Work to be completed: Which lines of the data below hold "value"? Copy each of them.

Entries from a dataset of interfaces
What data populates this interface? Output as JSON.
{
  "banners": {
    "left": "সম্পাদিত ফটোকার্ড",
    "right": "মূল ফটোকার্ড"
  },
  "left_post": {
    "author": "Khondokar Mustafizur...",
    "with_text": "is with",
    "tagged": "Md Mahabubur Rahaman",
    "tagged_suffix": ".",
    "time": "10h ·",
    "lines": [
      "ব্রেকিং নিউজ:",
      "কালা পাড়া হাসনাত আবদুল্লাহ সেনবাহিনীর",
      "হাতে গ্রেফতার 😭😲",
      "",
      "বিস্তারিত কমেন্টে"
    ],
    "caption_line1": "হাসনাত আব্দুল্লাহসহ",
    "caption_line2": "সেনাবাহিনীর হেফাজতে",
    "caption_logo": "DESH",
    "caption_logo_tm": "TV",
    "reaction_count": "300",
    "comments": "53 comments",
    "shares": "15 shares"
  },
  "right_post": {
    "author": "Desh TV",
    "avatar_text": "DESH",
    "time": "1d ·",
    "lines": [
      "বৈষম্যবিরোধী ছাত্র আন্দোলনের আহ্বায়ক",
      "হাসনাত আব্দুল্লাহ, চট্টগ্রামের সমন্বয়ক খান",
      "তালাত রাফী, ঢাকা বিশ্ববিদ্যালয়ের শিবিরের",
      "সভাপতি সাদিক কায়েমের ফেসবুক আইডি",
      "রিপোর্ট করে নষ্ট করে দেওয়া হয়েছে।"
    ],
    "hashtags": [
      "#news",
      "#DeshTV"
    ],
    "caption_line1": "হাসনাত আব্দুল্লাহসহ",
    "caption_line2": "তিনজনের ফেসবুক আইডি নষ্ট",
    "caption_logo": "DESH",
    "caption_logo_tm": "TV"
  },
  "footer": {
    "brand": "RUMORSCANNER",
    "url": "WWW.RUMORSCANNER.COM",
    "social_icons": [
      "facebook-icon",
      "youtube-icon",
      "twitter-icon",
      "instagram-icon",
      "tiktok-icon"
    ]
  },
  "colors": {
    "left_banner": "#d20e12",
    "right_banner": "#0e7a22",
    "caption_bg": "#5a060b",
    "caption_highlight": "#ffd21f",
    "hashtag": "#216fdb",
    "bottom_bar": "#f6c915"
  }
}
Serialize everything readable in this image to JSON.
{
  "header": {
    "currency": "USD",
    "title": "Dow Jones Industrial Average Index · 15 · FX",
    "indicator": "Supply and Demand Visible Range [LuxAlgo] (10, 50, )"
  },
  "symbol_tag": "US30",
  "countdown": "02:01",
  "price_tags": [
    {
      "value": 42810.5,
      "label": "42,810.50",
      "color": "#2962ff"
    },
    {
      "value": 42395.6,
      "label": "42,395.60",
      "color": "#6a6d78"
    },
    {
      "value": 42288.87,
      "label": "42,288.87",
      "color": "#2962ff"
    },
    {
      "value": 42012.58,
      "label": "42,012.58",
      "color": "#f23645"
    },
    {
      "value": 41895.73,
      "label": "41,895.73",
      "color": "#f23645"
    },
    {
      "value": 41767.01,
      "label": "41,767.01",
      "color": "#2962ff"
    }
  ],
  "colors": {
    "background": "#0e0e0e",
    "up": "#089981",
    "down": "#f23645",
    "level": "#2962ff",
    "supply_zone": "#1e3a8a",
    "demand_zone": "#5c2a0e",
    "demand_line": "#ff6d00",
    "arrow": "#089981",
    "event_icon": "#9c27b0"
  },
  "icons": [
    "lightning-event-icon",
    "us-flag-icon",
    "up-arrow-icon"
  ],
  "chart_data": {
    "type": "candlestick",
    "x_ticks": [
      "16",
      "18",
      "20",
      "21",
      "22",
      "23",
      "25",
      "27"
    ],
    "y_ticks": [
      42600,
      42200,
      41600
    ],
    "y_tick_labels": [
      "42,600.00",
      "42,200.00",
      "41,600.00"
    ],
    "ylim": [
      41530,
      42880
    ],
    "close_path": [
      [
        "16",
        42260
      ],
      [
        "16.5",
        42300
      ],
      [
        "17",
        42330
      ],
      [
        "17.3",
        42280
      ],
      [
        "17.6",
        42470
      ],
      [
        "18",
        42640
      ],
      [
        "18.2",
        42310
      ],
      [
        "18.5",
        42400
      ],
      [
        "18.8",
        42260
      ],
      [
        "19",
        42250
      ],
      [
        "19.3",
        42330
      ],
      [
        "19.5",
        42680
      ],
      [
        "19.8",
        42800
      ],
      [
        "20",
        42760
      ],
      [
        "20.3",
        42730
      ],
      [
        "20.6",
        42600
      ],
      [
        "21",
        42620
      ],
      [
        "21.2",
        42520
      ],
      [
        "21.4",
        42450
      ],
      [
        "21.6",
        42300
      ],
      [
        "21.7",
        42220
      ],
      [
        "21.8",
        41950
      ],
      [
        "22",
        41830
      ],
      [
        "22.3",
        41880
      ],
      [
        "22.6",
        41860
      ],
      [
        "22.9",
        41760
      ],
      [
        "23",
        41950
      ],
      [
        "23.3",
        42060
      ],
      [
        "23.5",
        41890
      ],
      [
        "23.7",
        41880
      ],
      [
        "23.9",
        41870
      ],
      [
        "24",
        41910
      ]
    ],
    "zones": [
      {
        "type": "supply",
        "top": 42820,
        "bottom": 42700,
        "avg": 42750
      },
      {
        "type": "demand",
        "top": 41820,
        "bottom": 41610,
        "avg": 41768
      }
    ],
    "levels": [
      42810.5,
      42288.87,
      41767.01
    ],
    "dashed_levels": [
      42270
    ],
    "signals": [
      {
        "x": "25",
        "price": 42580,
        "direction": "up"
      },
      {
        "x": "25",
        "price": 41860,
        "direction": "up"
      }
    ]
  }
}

Problem solution:
      "value": 42810.5,
      "value": 42395.6,
      "value": 42288.87,
      "value": 42012.58,
      "value": 41895.73,
      "value": 41767.01,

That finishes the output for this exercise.